[Saved entries]

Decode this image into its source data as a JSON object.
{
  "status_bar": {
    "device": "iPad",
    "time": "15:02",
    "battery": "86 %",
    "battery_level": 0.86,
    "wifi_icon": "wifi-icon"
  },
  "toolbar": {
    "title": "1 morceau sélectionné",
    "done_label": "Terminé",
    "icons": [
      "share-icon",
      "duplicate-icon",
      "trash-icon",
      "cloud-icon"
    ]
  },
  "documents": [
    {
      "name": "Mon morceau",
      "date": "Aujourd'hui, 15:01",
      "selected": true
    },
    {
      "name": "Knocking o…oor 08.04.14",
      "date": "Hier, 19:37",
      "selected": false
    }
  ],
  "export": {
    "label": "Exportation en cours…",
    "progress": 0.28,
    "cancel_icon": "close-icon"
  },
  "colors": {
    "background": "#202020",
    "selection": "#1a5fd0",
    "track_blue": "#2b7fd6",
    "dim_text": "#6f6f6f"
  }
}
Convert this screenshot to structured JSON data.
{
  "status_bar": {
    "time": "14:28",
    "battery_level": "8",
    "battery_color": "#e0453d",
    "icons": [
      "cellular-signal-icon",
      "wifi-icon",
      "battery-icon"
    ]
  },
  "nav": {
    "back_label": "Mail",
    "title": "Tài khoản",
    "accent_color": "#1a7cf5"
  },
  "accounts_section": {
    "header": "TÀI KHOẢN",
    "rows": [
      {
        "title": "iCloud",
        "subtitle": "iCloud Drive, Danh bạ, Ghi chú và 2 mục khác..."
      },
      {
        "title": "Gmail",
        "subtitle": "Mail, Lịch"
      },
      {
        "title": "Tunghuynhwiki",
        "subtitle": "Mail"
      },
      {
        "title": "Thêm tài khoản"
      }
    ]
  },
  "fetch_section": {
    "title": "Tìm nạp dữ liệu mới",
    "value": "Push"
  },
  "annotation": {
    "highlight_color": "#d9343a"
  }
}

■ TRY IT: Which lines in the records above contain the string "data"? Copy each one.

■ SOLUTION TO THIS TASK:
Decode this image into its source data as a JSON object.
Convert this screenshot to structured JSON data.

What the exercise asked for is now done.